START Data
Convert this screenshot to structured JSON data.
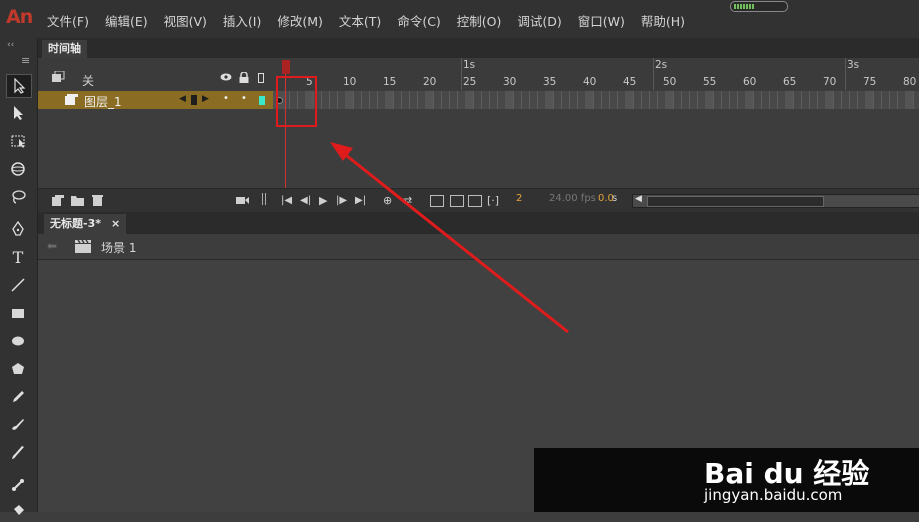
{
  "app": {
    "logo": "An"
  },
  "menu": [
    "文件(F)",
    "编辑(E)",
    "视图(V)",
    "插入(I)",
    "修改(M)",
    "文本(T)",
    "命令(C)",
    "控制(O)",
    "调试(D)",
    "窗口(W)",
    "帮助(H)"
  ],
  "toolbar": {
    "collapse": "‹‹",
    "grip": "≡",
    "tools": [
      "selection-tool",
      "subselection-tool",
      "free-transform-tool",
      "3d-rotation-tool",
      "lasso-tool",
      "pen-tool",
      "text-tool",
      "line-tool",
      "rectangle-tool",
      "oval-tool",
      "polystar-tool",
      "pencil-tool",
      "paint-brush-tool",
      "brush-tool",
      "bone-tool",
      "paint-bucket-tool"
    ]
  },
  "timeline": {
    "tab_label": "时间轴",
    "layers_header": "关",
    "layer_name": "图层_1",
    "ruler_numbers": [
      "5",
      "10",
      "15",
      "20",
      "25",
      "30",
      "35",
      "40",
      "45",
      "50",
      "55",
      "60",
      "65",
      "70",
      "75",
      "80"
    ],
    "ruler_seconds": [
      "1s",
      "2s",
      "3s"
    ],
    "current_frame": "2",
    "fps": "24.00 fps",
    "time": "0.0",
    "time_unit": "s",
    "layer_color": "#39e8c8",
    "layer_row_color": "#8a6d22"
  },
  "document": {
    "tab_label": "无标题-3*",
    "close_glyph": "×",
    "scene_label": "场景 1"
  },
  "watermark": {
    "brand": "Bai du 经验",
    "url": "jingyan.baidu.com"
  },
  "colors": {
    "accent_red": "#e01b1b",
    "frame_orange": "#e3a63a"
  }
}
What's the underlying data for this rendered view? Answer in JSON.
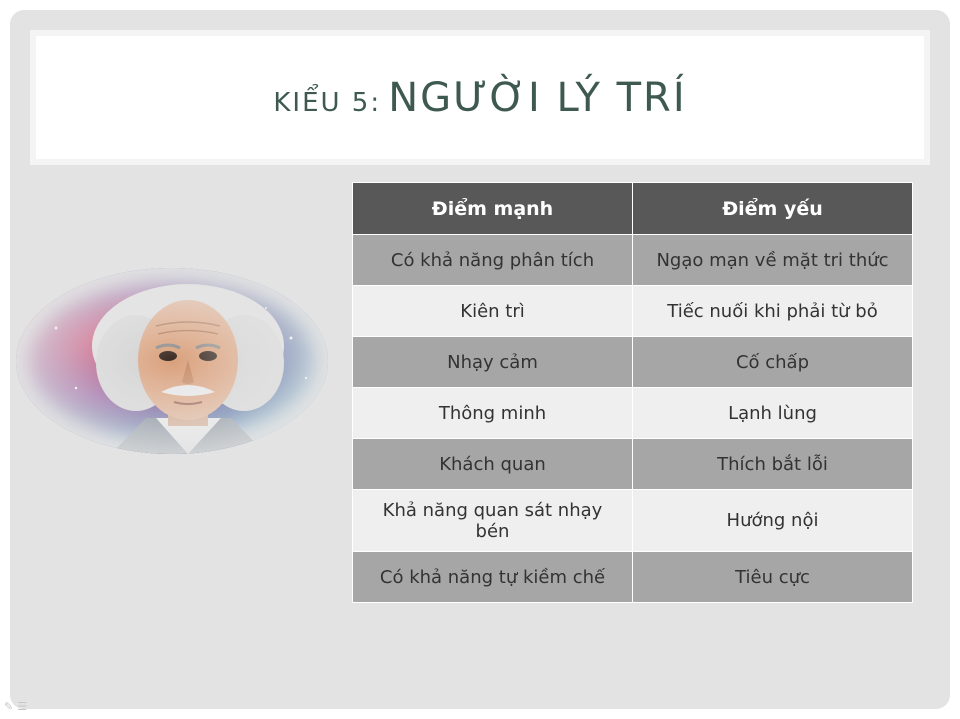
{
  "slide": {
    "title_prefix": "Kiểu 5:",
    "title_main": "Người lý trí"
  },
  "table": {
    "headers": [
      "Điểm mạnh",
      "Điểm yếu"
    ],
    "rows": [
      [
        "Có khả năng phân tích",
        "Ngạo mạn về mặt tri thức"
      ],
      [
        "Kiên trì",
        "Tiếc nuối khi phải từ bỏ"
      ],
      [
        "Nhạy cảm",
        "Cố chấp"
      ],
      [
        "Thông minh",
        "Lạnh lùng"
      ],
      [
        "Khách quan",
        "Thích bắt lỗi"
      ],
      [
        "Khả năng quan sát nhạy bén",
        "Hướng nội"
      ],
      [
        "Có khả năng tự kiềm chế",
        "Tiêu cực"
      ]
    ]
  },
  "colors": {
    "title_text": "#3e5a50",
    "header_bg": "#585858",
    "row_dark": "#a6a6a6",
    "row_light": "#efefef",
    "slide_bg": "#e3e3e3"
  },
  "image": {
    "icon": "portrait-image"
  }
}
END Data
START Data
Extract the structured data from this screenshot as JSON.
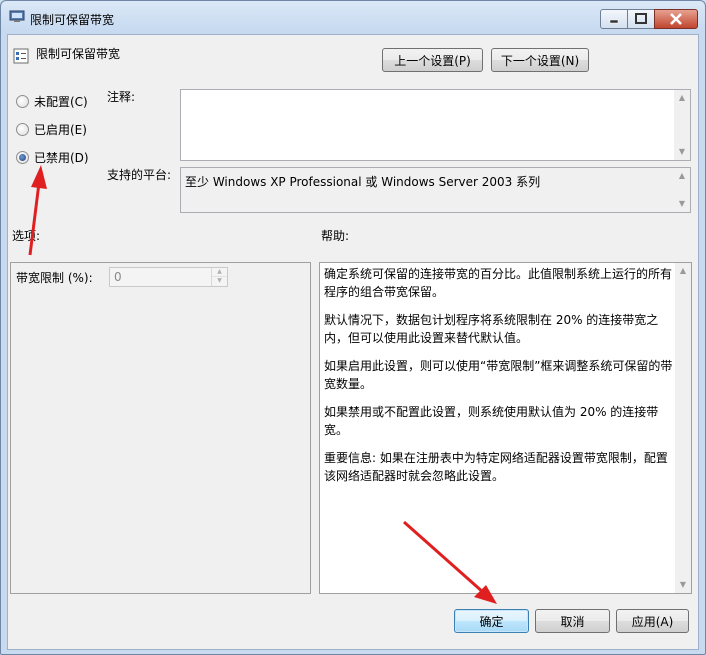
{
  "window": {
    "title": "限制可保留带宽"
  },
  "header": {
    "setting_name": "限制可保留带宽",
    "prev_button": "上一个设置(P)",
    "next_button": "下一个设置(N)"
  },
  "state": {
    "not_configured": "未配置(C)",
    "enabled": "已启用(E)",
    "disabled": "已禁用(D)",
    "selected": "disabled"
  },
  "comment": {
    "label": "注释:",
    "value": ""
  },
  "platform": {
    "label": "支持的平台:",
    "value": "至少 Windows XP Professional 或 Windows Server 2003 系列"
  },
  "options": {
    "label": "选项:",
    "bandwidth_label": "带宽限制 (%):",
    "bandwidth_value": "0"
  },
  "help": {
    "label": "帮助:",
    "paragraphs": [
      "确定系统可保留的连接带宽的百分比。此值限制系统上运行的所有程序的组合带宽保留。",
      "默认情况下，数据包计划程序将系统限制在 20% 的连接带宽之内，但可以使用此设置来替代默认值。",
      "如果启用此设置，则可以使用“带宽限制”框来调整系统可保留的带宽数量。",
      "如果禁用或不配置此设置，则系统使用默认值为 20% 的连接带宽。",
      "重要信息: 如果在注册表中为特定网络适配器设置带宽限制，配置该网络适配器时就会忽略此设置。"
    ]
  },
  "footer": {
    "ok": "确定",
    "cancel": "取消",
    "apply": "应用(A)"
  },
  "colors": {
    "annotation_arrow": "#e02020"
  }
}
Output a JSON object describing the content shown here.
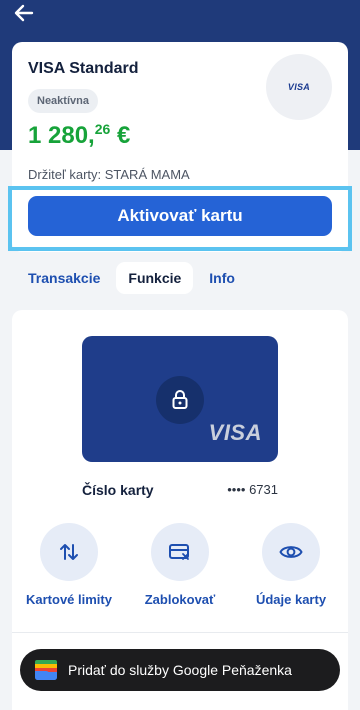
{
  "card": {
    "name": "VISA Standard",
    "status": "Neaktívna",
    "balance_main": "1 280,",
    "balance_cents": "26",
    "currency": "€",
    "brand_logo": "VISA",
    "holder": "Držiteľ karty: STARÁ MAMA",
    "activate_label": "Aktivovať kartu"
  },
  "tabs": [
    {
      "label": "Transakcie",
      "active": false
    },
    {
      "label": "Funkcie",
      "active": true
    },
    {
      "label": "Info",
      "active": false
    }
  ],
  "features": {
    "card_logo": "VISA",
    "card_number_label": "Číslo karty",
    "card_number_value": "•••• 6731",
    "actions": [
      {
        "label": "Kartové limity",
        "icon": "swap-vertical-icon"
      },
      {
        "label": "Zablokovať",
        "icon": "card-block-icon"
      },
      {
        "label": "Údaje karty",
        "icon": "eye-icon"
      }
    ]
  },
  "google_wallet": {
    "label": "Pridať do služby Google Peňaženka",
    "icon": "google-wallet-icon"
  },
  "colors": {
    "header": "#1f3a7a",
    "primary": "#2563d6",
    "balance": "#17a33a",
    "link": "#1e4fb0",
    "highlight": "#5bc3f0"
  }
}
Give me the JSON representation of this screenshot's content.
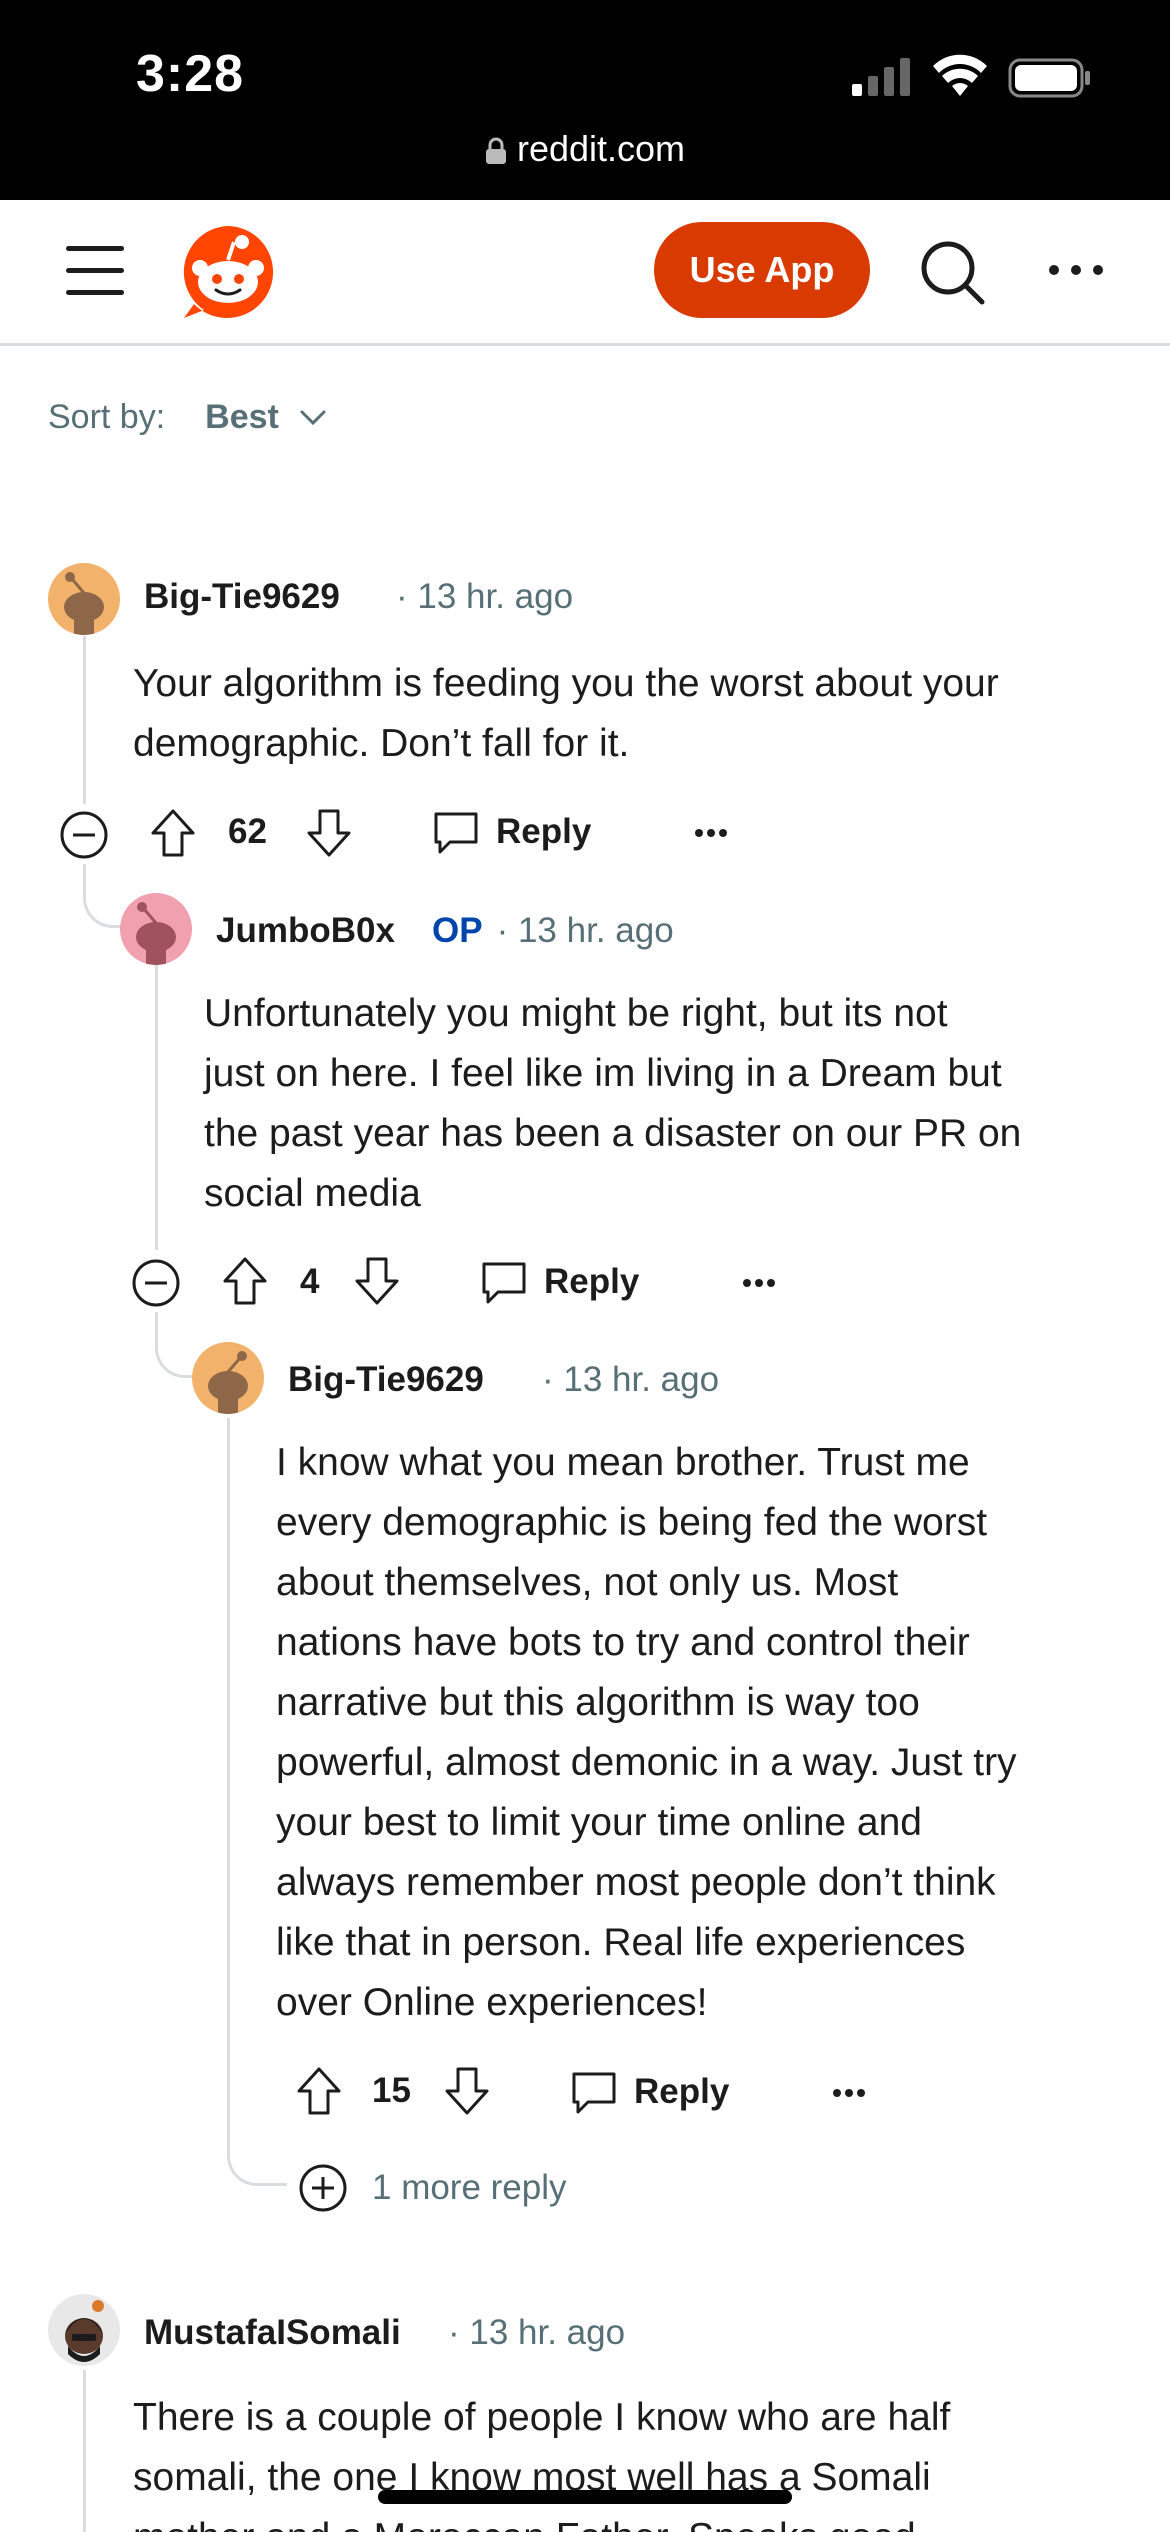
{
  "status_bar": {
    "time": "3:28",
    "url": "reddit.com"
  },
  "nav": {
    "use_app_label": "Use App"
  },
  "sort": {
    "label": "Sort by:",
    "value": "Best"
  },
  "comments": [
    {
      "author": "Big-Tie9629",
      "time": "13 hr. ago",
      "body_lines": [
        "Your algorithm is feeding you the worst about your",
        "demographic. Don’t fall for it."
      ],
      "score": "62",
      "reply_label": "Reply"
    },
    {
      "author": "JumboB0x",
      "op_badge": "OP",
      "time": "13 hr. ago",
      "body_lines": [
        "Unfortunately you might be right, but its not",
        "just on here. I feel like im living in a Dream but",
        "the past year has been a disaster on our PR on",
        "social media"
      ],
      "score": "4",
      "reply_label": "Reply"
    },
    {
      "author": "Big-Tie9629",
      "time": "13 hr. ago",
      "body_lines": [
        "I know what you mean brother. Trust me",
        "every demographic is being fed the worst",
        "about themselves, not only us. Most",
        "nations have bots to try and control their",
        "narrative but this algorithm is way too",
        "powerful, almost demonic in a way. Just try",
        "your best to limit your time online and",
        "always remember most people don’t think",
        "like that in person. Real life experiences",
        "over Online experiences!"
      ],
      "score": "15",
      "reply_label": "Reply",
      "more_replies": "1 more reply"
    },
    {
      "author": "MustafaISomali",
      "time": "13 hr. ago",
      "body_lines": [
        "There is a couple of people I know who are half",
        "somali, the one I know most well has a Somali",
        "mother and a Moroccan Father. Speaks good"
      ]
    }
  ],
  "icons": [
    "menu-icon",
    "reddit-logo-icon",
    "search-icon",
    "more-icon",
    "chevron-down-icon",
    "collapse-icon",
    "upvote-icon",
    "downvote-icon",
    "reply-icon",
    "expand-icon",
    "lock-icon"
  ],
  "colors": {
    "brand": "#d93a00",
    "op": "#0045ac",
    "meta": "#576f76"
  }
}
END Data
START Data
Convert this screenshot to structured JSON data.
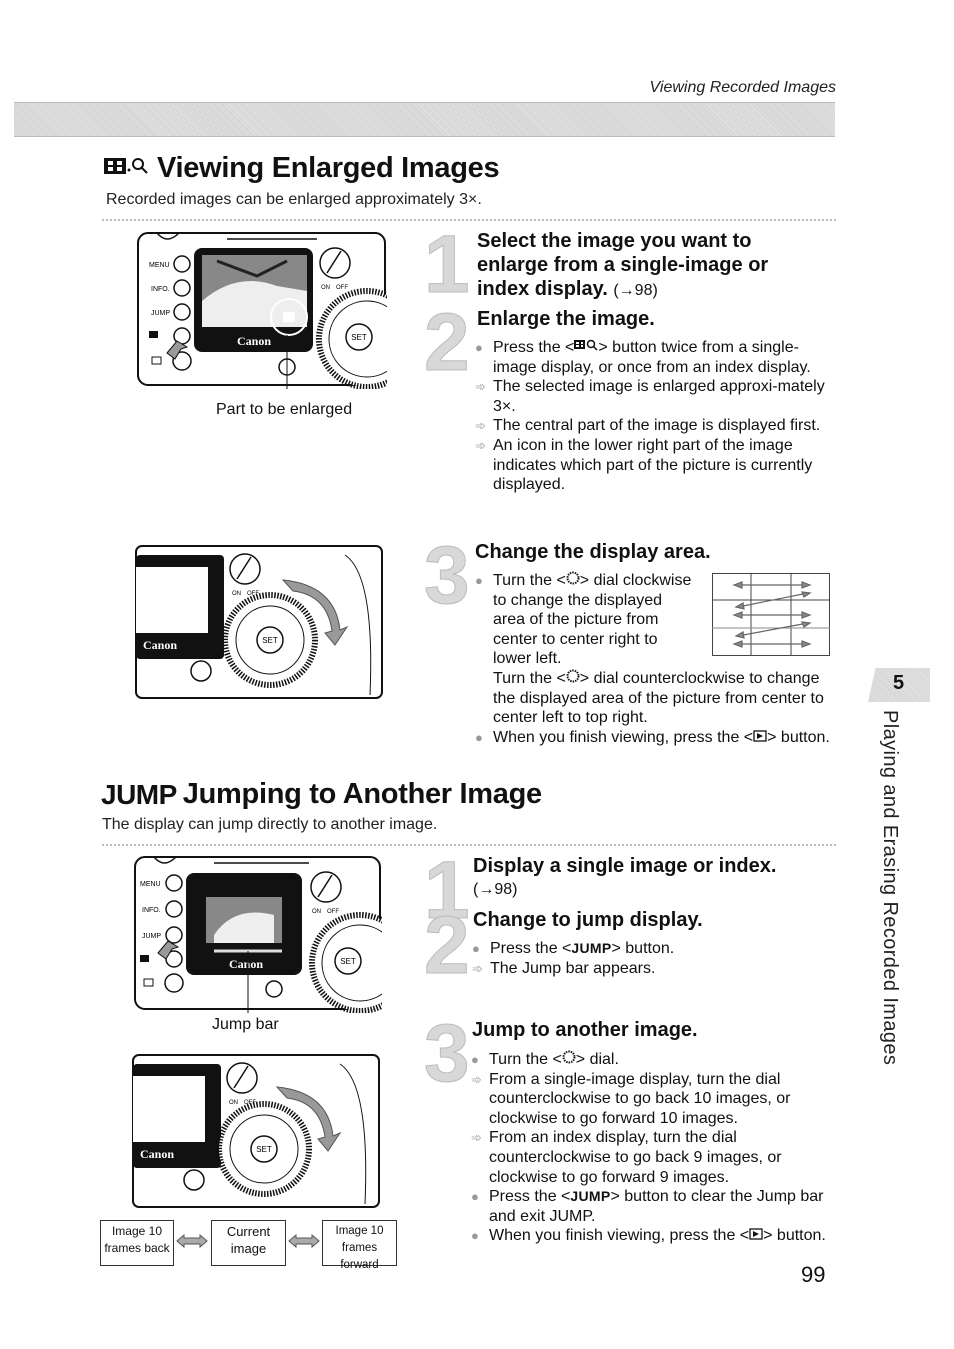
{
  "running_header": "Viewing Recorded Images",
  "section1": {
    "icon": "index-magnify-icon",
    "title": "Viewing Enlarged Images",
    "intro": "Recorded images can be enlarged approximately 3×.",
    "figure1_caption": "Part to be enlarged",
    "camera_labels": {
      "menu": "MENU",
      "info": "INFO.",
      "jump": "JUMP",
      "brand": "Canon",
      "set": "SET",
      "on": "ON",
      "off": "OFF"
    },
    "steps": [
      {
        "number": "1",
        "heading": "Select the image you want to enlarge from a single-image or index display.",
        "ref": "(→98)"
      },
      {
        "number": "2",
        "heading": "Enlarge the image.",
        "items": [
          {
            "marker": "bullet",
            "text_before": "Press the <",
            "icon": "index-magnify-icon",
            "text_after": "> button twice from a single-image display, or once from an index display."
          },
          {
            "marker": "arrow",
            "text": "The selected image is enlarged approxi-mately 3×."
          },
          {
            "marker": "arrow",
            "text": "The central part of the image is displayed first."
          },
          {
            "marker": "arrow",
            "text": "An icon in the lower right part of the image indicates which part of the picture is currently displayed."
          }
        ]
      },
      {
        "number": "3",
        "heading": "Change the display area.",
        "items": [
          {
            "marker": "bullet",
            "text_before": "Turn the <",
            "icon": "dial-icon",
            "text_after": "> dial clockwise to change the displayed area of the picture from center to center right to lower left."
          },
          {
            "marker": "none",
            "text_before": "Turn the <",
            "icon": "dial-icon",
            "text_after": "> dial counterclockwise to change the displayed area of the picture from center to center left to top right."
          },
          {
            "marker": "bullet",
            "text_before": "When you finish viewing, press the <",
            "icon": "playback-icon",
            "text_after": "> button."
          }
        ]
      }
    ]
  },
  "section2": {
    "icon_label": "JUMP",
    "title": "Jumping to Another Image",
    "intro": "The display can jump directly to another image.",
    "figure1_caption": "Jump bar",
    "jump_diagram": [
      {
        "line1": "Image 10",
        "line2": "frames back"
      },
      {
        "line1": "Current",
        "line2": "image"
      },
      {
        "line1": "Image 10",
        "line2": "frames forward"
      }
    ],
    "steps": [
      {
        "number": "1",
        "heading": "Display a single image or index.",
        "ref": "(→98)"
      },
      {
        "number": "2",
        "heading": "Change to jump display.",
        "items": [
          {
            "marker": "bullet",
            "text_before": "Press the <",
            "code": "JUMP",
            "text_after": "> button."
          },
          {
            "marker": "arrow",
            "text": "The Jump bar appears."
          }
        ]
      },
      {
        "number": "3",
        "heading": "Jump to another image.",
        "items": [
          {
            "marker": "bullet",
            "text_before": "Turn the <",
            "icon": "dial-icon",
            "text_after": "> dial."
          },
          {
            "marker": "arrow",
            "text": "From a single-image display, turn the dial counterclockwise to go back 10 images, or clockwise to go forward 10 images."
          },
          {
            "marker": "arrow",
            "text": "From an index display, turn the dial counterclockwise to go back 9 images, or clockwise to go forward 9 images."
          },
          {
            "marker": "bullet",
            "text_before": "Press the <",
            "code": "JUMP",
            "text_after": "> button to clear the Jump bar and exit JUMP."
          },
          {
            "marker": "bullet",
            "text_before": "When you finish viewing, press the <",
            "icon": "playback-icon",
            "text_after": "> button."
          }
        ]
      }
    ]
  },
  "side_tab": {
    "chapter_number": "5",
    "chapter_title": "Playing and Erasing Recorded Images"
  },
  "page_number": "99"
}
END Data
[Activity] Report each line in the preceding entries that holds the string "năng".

[The answer]
        "Có khả năng phân tích",
        "Khả năng quan sát nhạy bén",
        "Có khả năng tự kiềm chế",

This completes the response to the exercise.